McClurg Jam

McClurg Jam

Monday, January 25, 2010

John Hartford's Hamilton Ironworks Album

This is the album that did it for me. One listen to this album and I was done. When I said Lonnie Robertson was my favorite fiddler, (a dumb concept,"favorites")
I will have to fudge and say that John Hartford is my real favorite. At least after I listen to Hamilton Ironworks again and again and again.

This was one of my first fiddle albums. I actually think I had one of Alan Jabbour's albums first and liked that but THIS! Once I had this one I went on to the Traditional Fiddle Music of the Ozarks series. All of this was discovered in that wonderful old Mountain Music Shoppe in Shawnee, now deceased.

John Hartford recorded this at the very end and is his very last recording and album. According to John himself, on the intro at the begining of album, he tells us
"that this is an album of memories, an album of growing up in a real happy time with some great music and some great musicians and these are not necessarily faithful reproductions of these tunes....but this is all about the people I grew up with and the tunes they played...."

This album is a retrospective on his coming up as a young musician in Missouri and more than that, it's his attempt to inscribe the people he knew and played with and learned from into our cultural memory so that when he was gone, we would remember them too.

Because he knew, I believe, the end was nigh, he played on this album with power and expression to a high level. John was never a slacker on his performances and worked hard to always give it the best he had but there is something even deeper in Hamilton Ironworks.

Of course, it could be me and my emotional imagination but I really don't think so.
Tonight as I was making an apple pie in the kitchen and listening to Hamilton Ironworks on my IPod I found myself dancing and tears of joy burst up in me from the beauty of his playing and.

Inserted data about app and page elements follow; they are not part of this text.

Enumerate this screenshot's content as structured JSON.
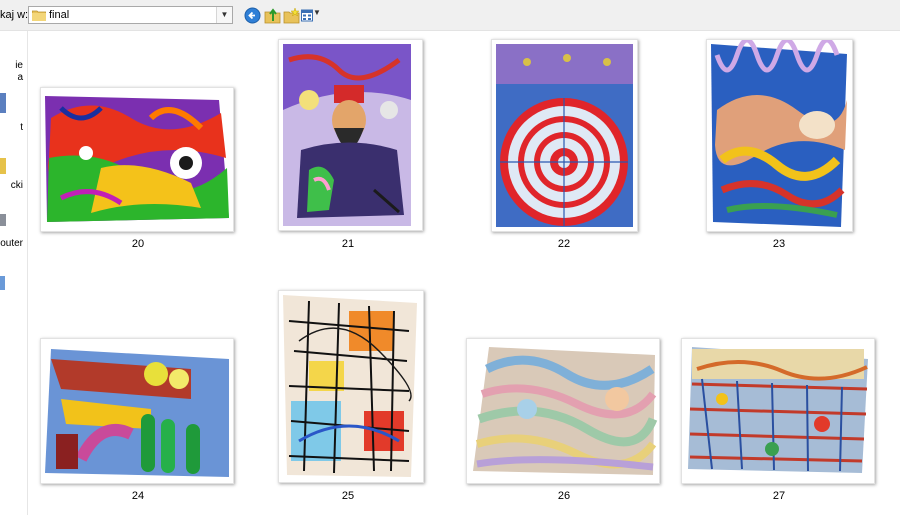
{
  "toolbar": {
    "look_in_label": "kaj w:",
    "path_value": "final"
  },
  "places": [
    {
      "label": "ie"
    },
    {
      "label": "a"
    },
    {
      "label": "t"
    },
    {
      "label": "cki"
    },
    {
      "label": "outer"
    }
  ],
  "files": [
    {
      "name": "20"
    },
    {
      "name": "21"
    },
    {
      "name": "22"
    },
    {
      "name": "23"
    },
    {
      "name": "24"
    },
    {
      "name": "25"
    },
    {
      "name": "26"
    },
    {
      "name": "27"
    }
  ]
}
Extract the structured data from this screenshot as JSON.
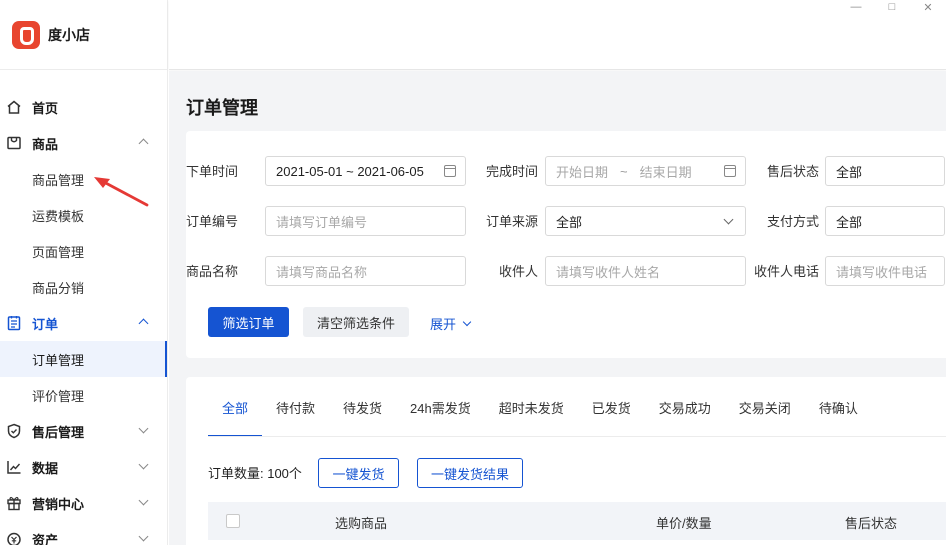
{
  "app": {
    "name": "度小店"
  },
  "window": {
    "minimize": "—",
    "maximize": "□",
    "close": "✕"
  },
  "sidebar": {
    "items": [
      {
        "label": "首页",
        "icon": "home-icon"
      },
      {
        "label": "商品",
        "icon": "shop-bag-icon",
        "children": [
          "商品管理",
          "运费模板",
          "页面管理",
          "商品分销"
        ]
      },
      {
        "label": "订单",
        "icon": "order-list-icon",
        "children": [
          "订单管理",
          "评价管理"
        ]
      },
      {
        "label": "售后管理",
        "icon": "shield-check-icon"
      },
      {
        "label": "数据",
        "icon": "chart-line-icon"
      },
      {
        "label": "营销中心",
        "icon": "gift-icon"
      },
      {
        "label": "资产",
        "icon": "asset-icon"
      }
    ]
  },
  "page": {
    "title": "订单管理"
  },
  "filters": {
    "order_time": {
      "label": "下单时间",
      "value": "2021-05-01 ~ 2021-06-05"
    },
    "finish_time": {
      "label": "完成时间",
      "start_placeholder": "开始日期",
      "sep": "~",
      "end_placeholder": "结束日期"
    },
    "after_sale_status": {
      "label": "售后状态",
      "value": "全部"
    },
    "order_no": {
      "label": "订单编号",
      "placeholder": "请填写订单编号"
    },
    "order_source": {
      "label": "订单来源",
      "value": "全部"
    },
    "pay_method": {
      "label": "支付方式",
      "value": "全部"
    },
    "product_name": {
      "label": "商品名称",
      "placeholder": "请填写商品名称"
    },
    "receiver": {
      "label": "收件人",
      "placeholder": "请填写收件人姓名"
    },
    "receiver_phone": {
      "label": "收件人电话",
      "placeholder": "请填写收件电话"
    },
    "filter_button": "筛选订单",
    "clear_button": "清空筛选条件",
    "expand": "展开"
  },
  "tabs": [
    "全部",
    "待付款",
    "待发货",
    "24h需发货",
    "超时未发货",
    "已发货",
    "交易成功",
    "交易关闭",
    "待确认"
  ],
  "list": {
    "count_label": "订单数量: 100个",
    "ship_button": "一键发货",
    "ship_result_button": "一键发货结果",
    "columns": [
      "选购商品",
      "单价/数量",
      "售后状态"
    ]
  },
  "colors": {
    "accent": "#1554d2",
    "brand": "#e8452f",
    "annotation_arrow": "#e53935"
  }
}
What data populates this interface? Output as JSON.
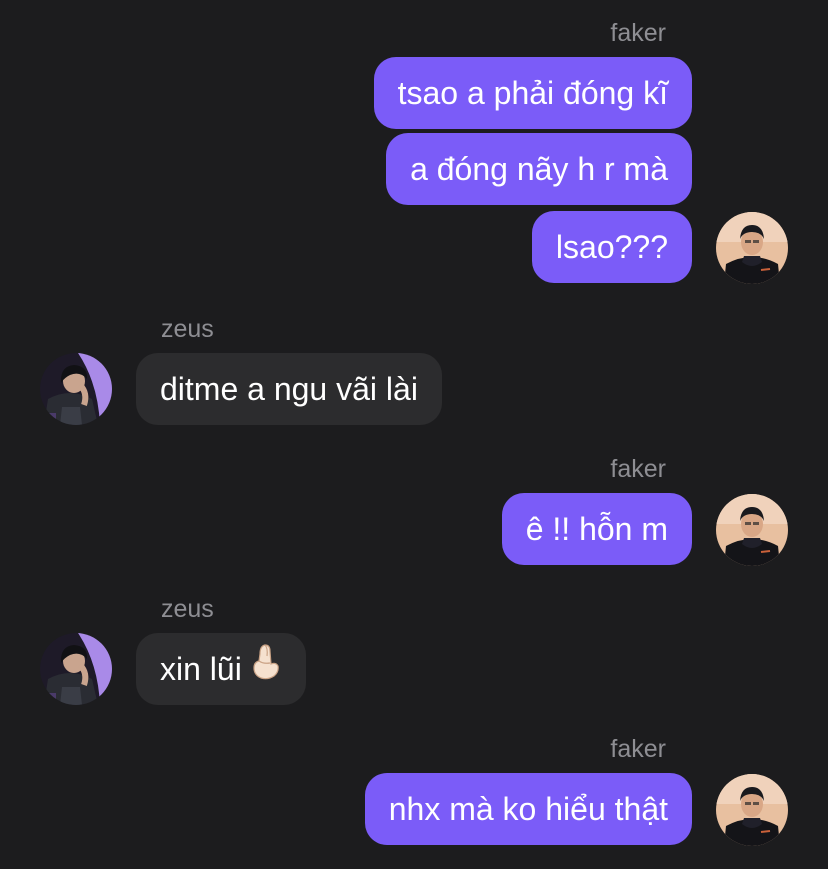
{
  "colors": {
    "background": "#1c1c1e",
    "outgoing_bubble": "#7b5cf8",
    "incoming_bubble": "#2c2c2e",
    "sender_name": "#8e8e93",
    "message_text": "#ffffff"
  },
  "messages": [
    {
      "sender": "faker",
      "text": "tsao a phải đóng kĩ"
    },
    {
      "text": "a đóng nãy h r mà"
    },
    {
      "text": "lsao???"
    },
    {
      "sender": "zeus",
      "text": "ditme a ngu vãi lài"
    },
    {
      "sender": "faker",
      "text": "ê !! hỗn m"
    },
    {
      "sender": "zeus",
      "text": "xin lũi",
      "emoji": "pinched-fingers-emoji"
    },
    {
      "sender": "faker",
      "text": "nhx mà ko hiểu thật"
    }
  ]
}
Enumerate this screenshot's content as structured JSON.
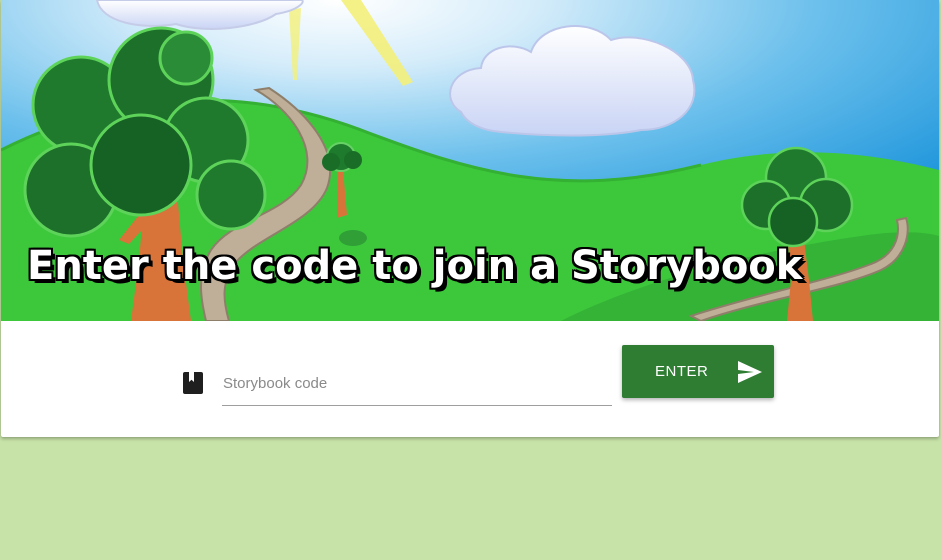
{
  "hero": {
    "title": "Enter the code to join a Storybook",
    "image": "storybook-landscape-illustration"
  },
  "form": {
    "icon": "book-icon",
    "code_placeholder": "Storybook code",
    "code_value": "",
    "submit_label": "ENTER",
    "submit_icon": "send-icon"
  },
  "colors": {
    "page_background": "#c7e3a8",
    "button": "#2e7d32",
    "sky": "#2ea0dc",
    "grass": "#3cc83c"
  }
}
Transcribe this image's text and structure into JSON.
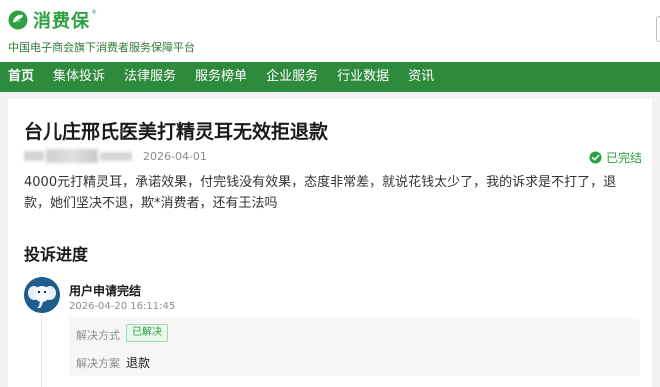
{
  "brand": {
    "name": "消费保",
    "registered_mark": "®",
    "tagline": "中国电子商会旗下消费者服务保障平台",
    "color": "#2ea043"
  },
  "nav": {
    "bg_color": "#2e8b3e",
    "items": [
      {
        "label": "首页",
        "active": true
      },
      {
        "label": "集体投诉"
      },
      {
        "label": "法律服务"
      },
      {
        "label": "服务榜单"
      },
      {
        "label": "企业服务"
      },
      {
        "label": "行业数据"
      },
      {
        "label": "资讯"
      }
    ]
  },
  "complaint": {
    "title": "台儿庄邢氏医美打精灵耳无效拒退款",
    "date": "2026-04-01",
    "status": "已完结",
    "status_icon": "check-circle-icon",
    "body": "4000元打精灵耳，承诺效果，付完钱没有效果，态度非常差，就说花钱太少了，我的诉求是不打了，退款，她们坚决不退，欺*消费者，还有王法吗"
  },
  "progress": {
    "section_title": "投诉进度",
    "steps": [
      {
        "avatar_icon": "elephant-mascot-icon",
        "title": "用户申请完结",
        "time": "2026-04-20 16:11:45",
        "fields": [
          {
            "label": "解决方式",
            "value": "已解决",
            "style": "tag"
          },
          {
            "label": "解决方案",
            "value": "退款"
          }
        ]
      }
    ]
  }
}
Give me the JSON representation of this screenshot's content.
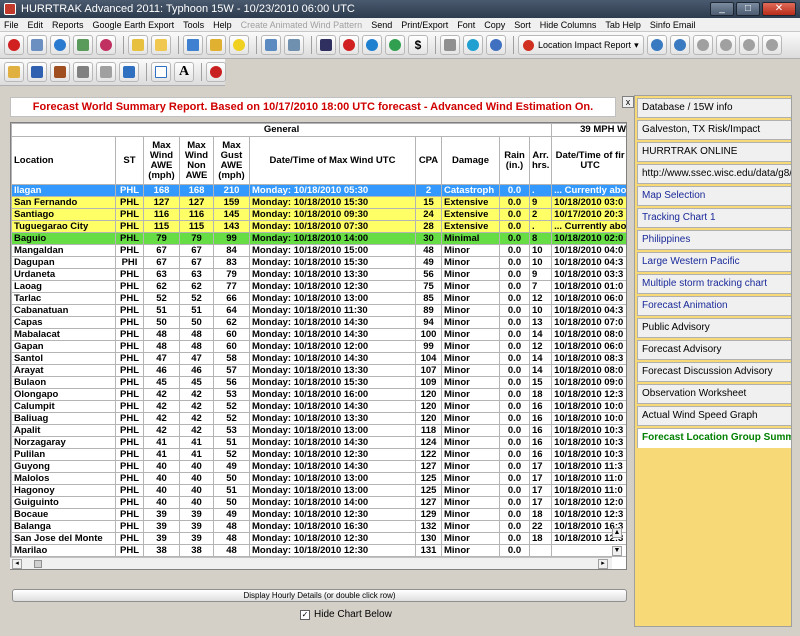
{
  "window": {
    "title": "HURRTRAK Advanced 2011: Typhoon 15W - 10/23/2010 06:00 UTC",
    "minimize": "_",
    "maximize": "□",
    "close": "✕"
  },
  "menu": [
    {
      "label": "File"
    },
    {
      "label": "Edit"
    },
    {
      "label": "Reports"
    },
    {
      "label": "Google Earth Export"
    },
    {
      "label": "Tools"
    },
    {
      "label": "Help"
    },
    {
      "label": "Create Animated Wind Pattern",
      "disabled": true
    },
    {
      "label": "Send"
    },
    {
      "label": "Print/Export"
    },
    {
      "label": "Font"
    },
    {
      "label": "Copy"
    },
    {
      "label": "Sort"
    },
    {
      "label": "Hide Columns"
    },
    {
      "label": "Tab Help"
    },
    {
      "label": "Sinfo Email"
    }
  ],
  "toolbar": {
    "location_impact_report": "Location Impact Report",
    "dropdown_arrow": "▾"
  },
  "report": {
    "title": "Forecast World Summary Report. Based on 10/17/2010 18:00 UTC forecast - Advanced Wind Estimation On.",
    "close": "x"
  },
  "table": {
    "group_general": "General",
    "group_39mph": "39 MPH W",
    "headers": {
      "location": "Location",
      "st": "ST",
      "max_wind": "Max Wind AWE (mph)",
      "max_wind_non": "Max Wind Non AWE",
      "max_gust": "Max Gust AWE (mph)",
      "datetime": "Date/Time of Max Wind UTC",
      "cpa": "CPA",
      "damage": "Damage",
      "rain": "Rain (in.)",
      "arr": "Arr. hrs.",
      "datetime_first": "Date/Time of fir UTC"
    },
    "rows": [
      {
        "loc": "Ilagan",
        "st": "PHL",
        "w": "168",
        "wn": "168",
        "g": "210",
        "dt": "Monday: 10/18/2010 05:30",
        "cpa": "2",
        "dmg": "Catastroph",
        "rain": "0.0",
        "arr": ".",
        "dtf": "... Currently abo",
        "hl": "blue"
      },
      {
        "loc": "San Fernando",
        "st": "PHL",
        "w": "127",
        "wn": "127",
        "g": "159",
        "dt": "Monday: 10/18/2010 15:30",
        "cpa": "15",
        "dmg": "Extensive",
        "rain": "0.0",
        "arr": "9",
        "dtf": "10/18/2010 03:0",
        "hl": "yellow"
      },
      {
        "loc": "Santiago",
        "st": "PHL",
        "w": "116",
        "wn": "116",
        "g": "145",
        "dt": "Monday: 10/18/2010 09:30",
        "cpa": "24",
        "dmg": "Extensive",
        "rain": "0.0",
        "arr": "2",
        "dtf": "10/17/2010 20:3",
        "hl": "yellow"
      },
      {
        "loc": "Tuguegarao City",
        "st": "PHL",
        "w": "115",
        "wn": "115",
        "g": "143",
        "dt": "Monday: 10/18/2010 07:30",
        "cpa": "28",
        "dmg": "Extensive",
        "rain": "0.0",
        "arr": ".",
        "dtf": "... Currently abo",
        "hl": "yellow"
      },
      {
        "loc": "Baguio",
        "st": "PHL",
        "w": "79",
        "wn": "79",
        "g": "99",
        "dt": "Monday: 10/18/2010 14:00",
        "cpa": "30",
        "dmg": "Minimal",
        "rain": "0.0",
        "arr": "8",
        "dtf": "10/18/2010 02:0",
        "hl": "green"
      },
      {
        "loc": "Mangaldan",
        "st": "PHL",
        "w": "67",
        "wn": "67",
        "g": "84",
        "dt": "Monday: 10/18/2010 15:00",
        "cpa": "48",
        "dmg": "Minor",
        "rain": "0.0",
        "arr": "10",
        "dtf": "10/18/2010 04:0",
        "hl": ""
      },
      {
        "loc": "Dagupan",
        "st": "PHI",
        "w": "67",
        "wn": "67",
        "g": "83",
        "dt": "Monday: 10/18/2010 15:30",
        "cpa": "49",
        "dmg": "Minor",
        "rain": "0.0",
        "arr": "10",
        "dtf": "10/18/2010 04:3",
        "hl": ""
      },
      {
        "loc": "Urdaneta",
        "st": "PHL",
        "w": "63",
        "wn": "63",
        "g": "79",
        "dt": "Monday: 10/18/2010 13:30",
        "cpa": "56",
        "dmg": "Minor",
        "rain": "0.0",
        "arr": "9",
        "dtf": "10/18/2010 03:3",
        "hl": ""
      },
      {
        "loc": "Laoag",
        "st": "PHL",
        "w": "62",
        "wn": "62",
        "g": "77",
        "dt": "Monday: 10/18/2010 12:30",
        "cpa": "75",
        "dmg": "Minor",
        "rain": "0.0",
        "arr": "7",
        "dtf": "10/18/2010 01:0",
        "hl": ""
      },
      {
        "loc": "Tarlac",
        "st": "PHL",
        "w": "52",
        "wn": "52",
        "g": "66",
        "dt": "Monday: 10/18/2010 13:00",
        "cpa": "85",
        "dmg": "Minor",
        "rain": "0.0",
        "arr": "12",
        "dtf": "10/18/2010 06:0",
        "hl": ""
      },
      {
        "loc": "Cabanatuan",
        "st": "PHL",
        "w": "51",
        "wn": "51",
        "g": "64",
        "dt": "Monday: 10/18/2010 11:30",
        "cpa": "89",
        "dmg": "Minor",
        "rain": "0.0",
        "arr": "10",
        "dtf": "10/18/2010 04:3",
        "hl": ""
      },
      {
        "loc": "Capas",
        "st": "PHL",
        "w": "50",
        "wn": "50",
        "g": "62",
        "dt": "Monday: 10/18/2010 14:30",
        "cpa": "94",
        "dmg": "Minor",
        "rain": "0.0",
        "arr": "13",
        "dtf": "10/18/2010 07:0",
        "hl": ""
      },
      {
        "loc": "Mabalacat",
        "st": "PHL",
        "w": "48",
        "wn": "48",
        "g": "60",
        "dt": "Monday: 10/18/2010 14:30",
        "cpa": "100",
        "dmg": "Minor",
        "rain": "0.0",
        "arr": "14",
        "dtf": "10/18/2010 08:0",
        "hl": ""
      },
      {
        "loc": "Gapan",
        "st": "PHL",
        "w": "48",
        "wn": "48",
        "g": "60",
        "dt": "Monday: 10/18/2010 12:00",
        "cpa": "99",
        "dmg": "Minor",
        "rain": "0.0",
        "arr": "12",
        "dtf": "10/18/2010 06:0",
        "hl": ""
      },
      {
        "loc": "Santol",
        "st": "PHL",
        "w": "47",
        "wn": "47",
        "g": "58",
        "dt": "Monday: 10/18/2010 14:30",
        "cpa": "104",
        "dmg": "Minor",
        "rain": "0.0",
        "arr": "14",
        "dtf": "10/18/2010 08:3",
        "hl": ""
      },
      {
        "loc": "Arayat",
        "st": "PHL",
        "w": "46",
        "wn": "46",
        "g": "57",
        "dt": "Monday: 10/18/2010 13:30",
        "cpa": "107",
        "dmg": "Minor",
        "rain": "0.0",
        "arr": "14",
        "dtf": "10/18/2010 08:0",
        "hl": ""
      },
      {
        "loc": "Bulaon",
        "st": "PHL",
        "w": "45",
        "wn": "45",
        "g": "56",
        "dt": "Monday: 10/18/2010 15:30",
        "cpa": "109",
        "dmg": "Minor",
        "rain": "0.0",
        "arr": "15",
        "dtf": "10/18/2010 09:0",
        "hl": ""
      },
      {
        "loc": "Olongapo",
        "st": "PHL",
        "w": "42",
        "wn": "42",
        "g": "53",
        "dt": "Monday: 10/18/2010 16:00",
        "cpa": "120",
        "dmg": "Minor",
        "rain": "0.0",
        "arr": "18",
        "dtf": "10/18/2010 12:3",
        "hl": ""
      },
      {
        "loc": "Calumpit",
        "st": "PHL",
        "w": "42",
        "wn": "42",
        "g": "52",
        "dt": "Monday: 10/18/2010 14:30",
        "cpa": "120",
        "dmg": "Minor",
        "rain": "0.0",
        "arr": "16",
        "dtf": "10/18/2010 10:0",
        "hl": ""
      },
      {
        "loc": "Baliuag",
        "st": "PHL",
        "w": "42",
        "wn": "42",
        "g": "52",
        "dt": "Monday: 10/18/2010 13:30",
        "cpa": "120",
        "dmg": "Minor",
        "rain": "0.0",
        "arr": "16",
        "dtf": "10/18/2010 10:0",
        "hl": ""
      },
      {
        "loc": "Apalit",
        "st": "PHL",
        "w": "42",
        "wn": "42",
        "g": "53",
        "dt": "Monday: 10/18/2010 13:00",
        "cpa": "118",
        "dmg": "Minor",
        "rain": "0.0",
        "arr": "16",
        "dtf": "10/18/2010 10:3",
        "hl": ""
      },
      {
        "loc": "Norzagaray",
        "st": "PHL",
        "w": "41",
        "wn": "41",
        "g": "51",
        "dt": "Monday: 10/18/2010 14:30",
        "cpa": "124",
        "dmg": "Minor",
        "rain": "0.0",
        "arr": "16",
        "dtf": "10/18/2010 10:3",
        "hl": ""
      },
      {
        "loc": "Pulilan",
        "st": "PHL",
        "w": "41",
        "wn": "41",
        "g": "52",
        "dt": "Monday: 10/18/2010 12:30",
        "cpa": "122",
        "dmg": "Minor",
        "rain": "0.0",
        "arr": "16",
        "dtf": "10/18/2010 10:3",
        "hl": ""
      },
      {
        "loc": "Guyong",
        "st": "PHL",
        "w": "40",
        "wn": "40",
        "g": "49",
        "dt": "Monday: 10/18/2010 14:30",
        "cpa": "127",
        "dmg": "Minor",
        "rain": "0.0",
        "arr": "17",
        "dtf": "10/18/2010 11:3",
        "hl": ""
      },
      {
        "loc": "Malolos",
        "st": "PHL",
        "w": "40",
        "wn": "40",
        "g": "50",
        "dt": "Monday: 10/18/2010 13:00",
        "cpa": "125",
        "dmg": "Minor",
        "rain": "0.0",
        "arr": "17",
        "dtf": "10/18/2010 11:0",
        "hl": ""
      },
      {
        "loc": "Hagonoy",
        "st": "PHL",
        "w": "40",
        "wn": "40",
        "g": "51",
        "dt": "Monday: 10/18/2010 13:00",
        "cpa": "125",
        "dmg": "Minor",
        "rain": "0.0",
        "arr": "17",
        "dtf": "10/18/2010 11:0",
        "hl": ""
      },
      {
        "loc": "Guiguinto",
        "st": "PHL",
        "w": "40",
        "wn": "40",
        "g": "50",
        "dt": "Monday: 10/18/2010 14:00",
        "cpa": "127",
        "dmg": "Minor",
        "rain": "0.0",
        "arr": "17",
        "dtf": "10/18/2010 12:0",
        "hl": ""
      },
      {
        "loc": "Bocaue",
        "st": "PHL",
        "w": "39",
        "wn": "39",
        "g": "49",
        "dt": "Monday: 10/18/2010 12:30",
        "cpa": "129",
        "dmg": "Minor",
        "rain": "0.0",
        "arr": "18",
        "dtf": "10/18/2010 12:3",
        "hl": ""
      },
      {
        "loc": "Balanga",
        "st": "PHL",
        "w": "39",
        "wn": "39",
        "g": "48",
        "dt": "Monday: 10/18/2010 16:30",
        "cpa": "132",
        "dmg": "Minor",
        "rain": "0.0",
        "arr": "22",
        "dtf": "10/18/2010 16:3",
        "hl": ""
      },
      {
        "loc": "San Jose del Monte",
        "st": "PHL",
        "w": "39",
        "wn": "39",
        "g": "48",
        "dt": "Monday: 10/18/2010 12:30",
        "cpa": "130",
        "dmg": "Minor",
        "rain": "0.0",
        "arr": "18",
        "dtf": "10/18/2010 12:3",
        "hl": ""
      },
      {
        "loc": "Marilao",
        "st": "PHL",
        "w": "38",
        "wn": "38",
        "g": "48",
        "dt": "Monday: 10/18/2010 12:30",
        "cpa": "131",
        "dmg": "Minor",
        "rain": "0.0",
        "arr": "",
        "dtf": "",
        "hl": ""
      }
    ]
  },
  "scroll": {
    "up": "▲",
    "down": "▼",
    "left": "◂",
    "right": "▸"
  },
  "buttons": {
    "display_hourly": "Display Hourly Details (or double click row)",
    "hide_chart": "Hide Chart Below",
    "hide_chart_checked": "✓"
  },
  "right_panel": [
    {
      "label": "Database / 15W info",
      "style": ""
    },
    {
      "label": "Galveston, TX Risk/Impact",
      "style": ""
    },
    {
      "label": "HURRTRAK ONLINE",
      "style": ""
    },
    {
      "label": "http://www.ssec.wisc.edu/data/g8/lat",
      "style": ""
    },
    {
      "label": "Map Selection",
      "style": "blue"
    },
    {
      "label": "Tracking Chart 1",
      "style": "blue"
    },
    {
      "label": "Philippines",
      "style": "blue"
    },
    {
      "label": "Large Western Pacific",
      "style": "blue"
    },
    {
      "label": "Multiple storm tracking chart",
      "style": "blue"
    },
    {
      "label": "Forecast Animation",
      "style": "blue"
    },
    {
      "label": "Public Advisory",
      "style": ""
    },
    {
      "label": "Forecast Advisory",
      "style": ""
    },
    {
      "label": "Forecast Discussion Advisory",
      "style": ""
    },
    {
      "label": "Observation Worksheet",
      "style": ""
    },
    {
      "label": "Actual Wind Speed Graph",
      "style": ""
    },
    {
      "label": "Forecast Location Group Summary",
      "style": "sel"
    }
  ],
  "colors": {
    "highlight_blue": "#3399ff",
    "highlight_yellow": "#ffff66",
    "highlight_green": "#66dd44",
    "panel_bg": "#f8d978",
    "title_red": "#d00000"
  }
}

Strange thing is, this level of emotion is pretty typical when I listen. John Hartford just had something here.

If you watched my posting of him playing Wolves a Howlin you could see his power. Who else do you know could play a square dance fiddle tune and have young people react like it was some kind of rock and roll concert??? Only the Wilders have come close to that. John was there first.

Here is the song list.
1.Knockin at your door
2.Woodchopper's Breakdown
3.Hamilton Ironworks
5.Politic (politically correct term for this tune)
6.Wooliver's Money Musk
7.Ragtime Dream
8.Quail is a Pretty Bird (my favorite. An Ozark tune similar to Sandy Boys)
9.Emminence Breakdown
10.Ragged Bill
11.Hi Dad in the Morning
12.Black River
13.Green Corn
14.Devil's Hornpipe
15.Wolves a Howlin (another favorite of mine)
16.Fiddler's Hornpipe
17.White River
18.Greenback Dollar
19.Comin Down From Denver,on a Trip to Galway Here and There
20.Chicken Oh Chicken
21.Goforth's Dusty Miller
22.Turkey Buzzard

It's interesting to note that many of these are particularly Ozarkian with some of that Missouri Valley material in there too. Roy Woolivar was (I am told) a Missouri Valley fiddler and old Roy influenced a lot of other Missouri fiddlers including the Ozark fiddlers mentioned in his album. Roy Wollivar is refered to a lot in this album both for color but also for the fact of his wide influence. The Goforth Family figures large in this same way, along with the Dillards family. These three families along with an assortment of differant folks formed the stew that Hartford blended into becoming...Hartford.

Folks who followed Hartford for all those years often remember him for his being a pioneer of "newgrass" or whatever you can call his unique expression of Old Time and Bluegrass music. He had fun with everything he did along the way and did not pay too much attention to purity or correctness.

This album is differant from those earlier years. He is dead serious here. Still having fun but the respect for this music from his past bade him play it real and straight up. He still injects his talent into the tunes and the way he plays them but it never departs too far. He is real. True. Authentic in a way few can be.

To sum up. Hamilton Ironworks is a fantastic album of Missouri traditional fiddle music as experienced by John Hartford as he was growing up in Missouri in the fifties. The only hesitation I have about what I just said is, we all know how Missouri fiddlers were influenced from lots of directions. So I would not take it too far. Still, this is what they played in Missouri then and it still is.

Of all of Hartford's Fiddle albums, this is his best. And that is saying alot.
If you don't have it yet, please help yourself and buy it. You will thank me.

I am no expert. Just a enthusiastic Old Time Music lover who knows what he likes and tells you so. I lean on the knowledge of others for the terms and the catagories but in the end it's all about my love for this music. That's all. There are folks all around me here in this area who could put me in the shade on knowing about this music. True enough. I just want other folks to know about it too. So here we are.


  1. World a colder darker place without John Harford

  2. I've been listening to this over and over since first came out. What a wonderful album. I got the instructional dvd of his from Fiddler Magazine and it is great having John Hartford giving a music lesson, not just fiddle. Truly miss him


English only. Spam comments are deleted.